(Input material):

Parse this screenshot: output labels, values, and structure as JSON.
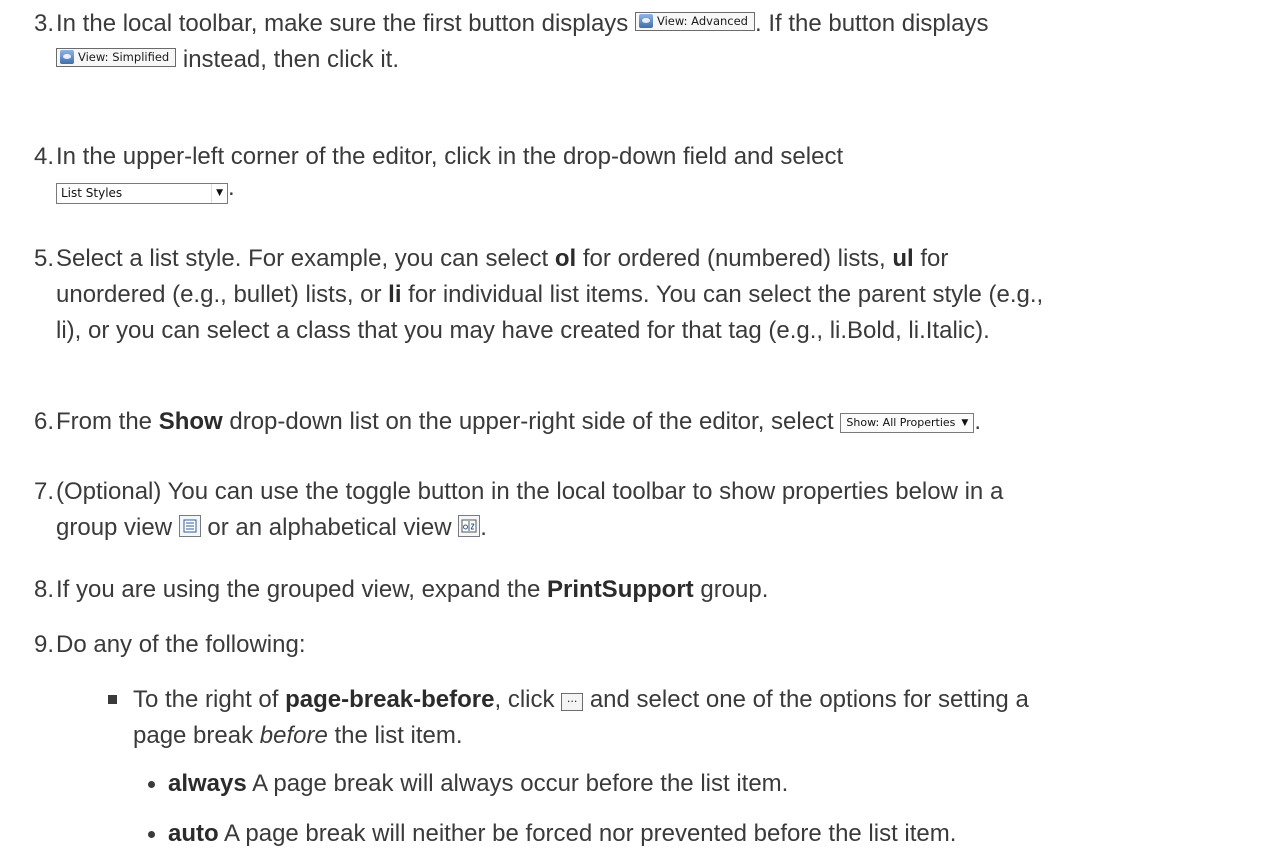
{
  "steps": [
    {
      "num": "3.",
      "t1": "In the local toolbar, make sure the first button displays",
      "t2": ". If the button displays",
      "t3": "instead, then click it.",
      "btn_advanced": "View: Advanced",
      "btn_simplified": "View: Simplified"
    },
    {
      "num": "4.",
      "t1": "In the upper-left corner of the editor, click in the drop-down field and select",
      "combo": "List Styles",
      "t2": "."
    },
    {
      "num": "5.",
      "t1": "Select a list style. For example, you can select ",
      "k1": "ol",
      "t2": " for ordered (numbered) lists, ",
      "k2": "ul",
      "t3": " for",
      "t4": "unordered (e.g., bullet) lists, or ",
      "k3": "li",
      "t5": " for individual list items. You can select the parent style (e.g.,",
      "t6": "li), or you can select a class that you may have created for that tag (e.g., li.Bold, li.Italic)."
    },
    {
      "num": "6.",
      "t1": "From the ",
      "k1": "Show",
      "t2": " drop-down list on the upper-right side of the editor, select",
      "show_btn": "Show: All Properties",
      "t3": "."
    },
    {
      "num": "7.",
      "t1": "(Optional) You can use the toggle button in the local toolbar to show properties below in a",
      "t2": "group view",
      "t3": " or an alphabetical view",
      "t4": "."
    },
    {
      "num": "8.",
      "t1": "If you are using the grouped view, expand the ",
      "k1": "PrintSupport",
      "t2": " group."
    },
    {
      "num": "9.",
      "t1": "Do any of the following:"
    }
  ],
  "sub": {
    "t1": "To the right of ",
    "k1": "page-break-before",
    "t2": ", click",
    "t3": " and select one of the options for setting a",
    "t4": "page break ",
    "em": "before",
    "t5": " the list item.",
    "ellipsis": "···"
  },
  "options": [
    {
      "k": "always",
      "t": " A page break will always occur before the list item."
    },
    {
      "k": "auto",
      "t": " A page break will neither be forced nor prevented before the list item."
    }
  ],
  "icons": {
    "view_button": "eye-view-icon",
    "group_view": "group-view-icon",
    "alpha_view": "alphabetical-view-icon",
    "dropdown_arrow": "▼"
  }
}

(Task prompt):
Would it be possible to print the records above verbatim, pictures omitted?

(Expected output):
Parse this screenshot: output labels, values, and structure as JSON.
{
  "steps": [
    {
      "num": "3.",
      "t1": "In the local toolbar, make sure the first button displays",
      "t2": ". If the button displays",
      "t3": "instead, then click it.",
      "btn_advanced": "View: Advanced",
      "btn_simplified": "View: Simplified"
    },
    {
      "num": "4.",
      "t1": "In the upper-left corner of the editor, click in the drop-down field and select",
      "combo": "List Styles",
      "t2": "."
    },
    {
      "num": "5.",
      "t1": "Select a list style. For example, you can select ",
      "k1": "ol",
      "t2": " for ordered (numbered) lists, ",
      "k2": "ul",
      "t3": " for",
      "t4": "unordered (e.g., bullet) lists, or ",
      "k3": "li",
      "t5": " for individual list items. You can select the parent style (e.g.,",
      "t6": "li), or you can select a class that you may have created for that tag (e.g., li.Bold, li.Italic)."
    },
    {
      "num": "6.",
      "t1": "From the ",
      "k1": "Show",
      "t2": " drop-down list on the upper-right side of the editor, select",
      "show_btn": "Show: All Properties",
      "t3": "."
    },
    {
      "num": "7.",
      "t1": "(Optional) You can use the toggle button in the local toolbar to show properties below in a",
      "t2": "group view",
      "t3": " or an alphabetical view",
      "t4": "."
    },
    {
      "num": "8.",
      "t1": "If you are using the grouped view, expand the ",
      "k1": "PrintSupport",
      "t2": " group."
    },
    {
      "num": "9.",
      "t1": "Do any of the following:"
    }
  ],
  "sub": {
    "t1": "To the right of ",
    "k1": "page-break-before",
    "t2": ", click",
    "t3": " and select one of the options for setting a",
    "t4": "page break ",
    "em": "before",
    "t5": " the list item.",
    "ellipsis": "···"
  },
  "options": [
    {
      "k": "always",
      "t": " A page break will always occur before the list item."
    },
    {
      "k": "auto",
      "t": " A page break will neither be forced nor prevented before the list item."
    }
  ],
  "icons": {
    "view_button": "eye-view-icon",
    "group_view": "group-view-icon",
    "alpha_view": "alphabetical-view-icon",
    "dropdown_arrow": "▼"
  }
}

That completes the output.